I brought Toshie, my laptop from 1992 (pictured below), in to work today. It’s been fun to see my coworkers “ooh” and “aah” over how antiquated it is. But it just brings back good memories for me. Granted it’s heavy, has a roller ball instead of a track pad and has a little over 4,000 K of memory on it. But it still works and it’s one of my treasured items.
I’ve been playing around with computers since, well, junior high. So what, you might say. However, this was in the 1980s when personal computers were not all that common. I was lucky to grow up in a household that always looked forward to the next new element in technology. We were the first family on the block to have Pong and Atari. I was about 12 years old when Dad and I took apart our first home computer because it stopped working, attempted to fix it and put it back together. And it worked! That was my first tech high.
Fast forward a few years later. I took one of the first DOS programming classes that my high school offered. And the first lesson I learned in programming still holds true to this day: Programs will do what you tell them to do—nothing more, nothing less. I learned that lesson the hard way when my pinball game that I programmed shot the balls the wrong way. And I am remembering it as I learn new coding languages.
When it came time for me to go to college, Dad asked me if I wanted a word processor or a new thing called a laptop. He pushed for me to go for the laptop and to always search out the new. So I agreed. For four years, I wrote college papers and short stories on Toshie. I had my first instant message conversation on Toshie.
Fast forward to 2013. Our mobile phones have operating systems. We heave enraged birds at bewildered green pigs on a variety of devices. We are writing and inspecting code for digital ads for tablets. I am still excited and always get the giggles when I open a box to a brand-new computer/smartphone/tablet/phablet, etc. I’ve been waiting all day to hear the news coming out from the Xbox reveal and to see what I’ll be thinking of buying next.

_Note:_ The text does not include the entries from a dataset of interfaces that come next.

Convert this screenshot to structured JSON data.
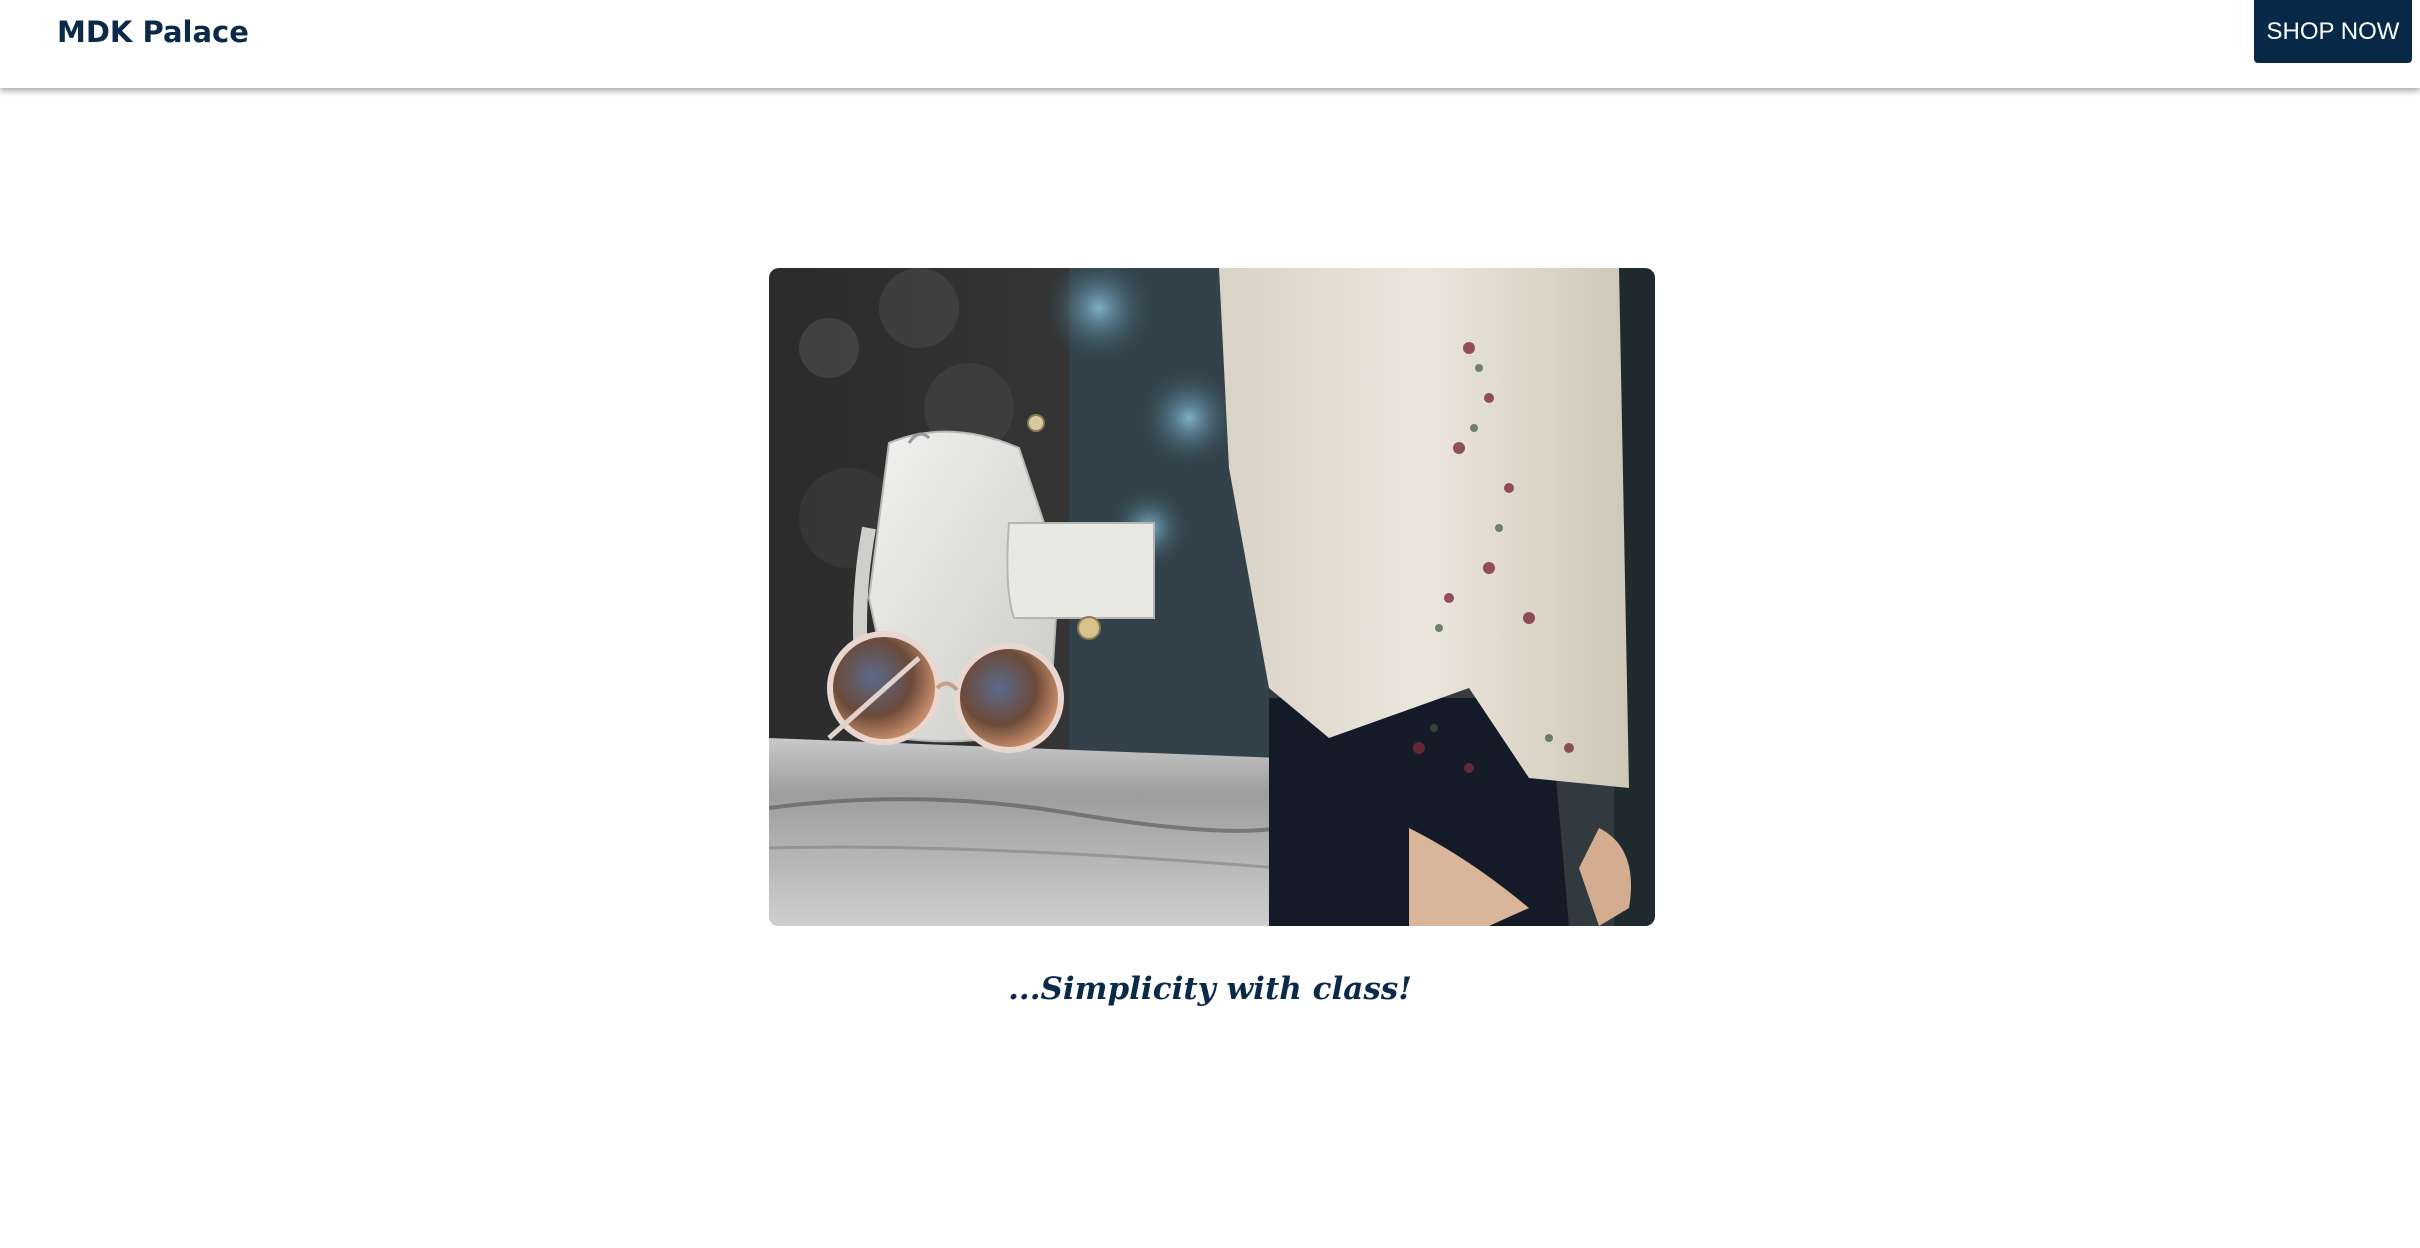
{
  "header": {
    "brand": "MDK Palace",
    "shop_button_label": "SHOP NOW"
  },
  "hero": {
    "image_alt": "White handbag and round sunglasses on a stone ledge beside a person in an embroidered blouse"
  },
  "tagline": "...Simplicity with class!",
  "colors": {
    "brand": "#0b2a49",
    "button_bg": "#072947",
    "button_text": "#ffffff",
    "background": "#ffffff"
  }
}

It’s been a crazy-fun 21 years since I first opened my Macintosh Powerbook 165c and named it Toshie. Those 21 years have been filled with wonderful technological advances that have helped create ideas and shaped our present. What will the next 21 years hold? And will we looking at the pictures of today’s technologies on “remember when” Twitter and FB posts, all the while thinking, “Oh, yeah. I remember that I actually had to touch the screen to make a call?”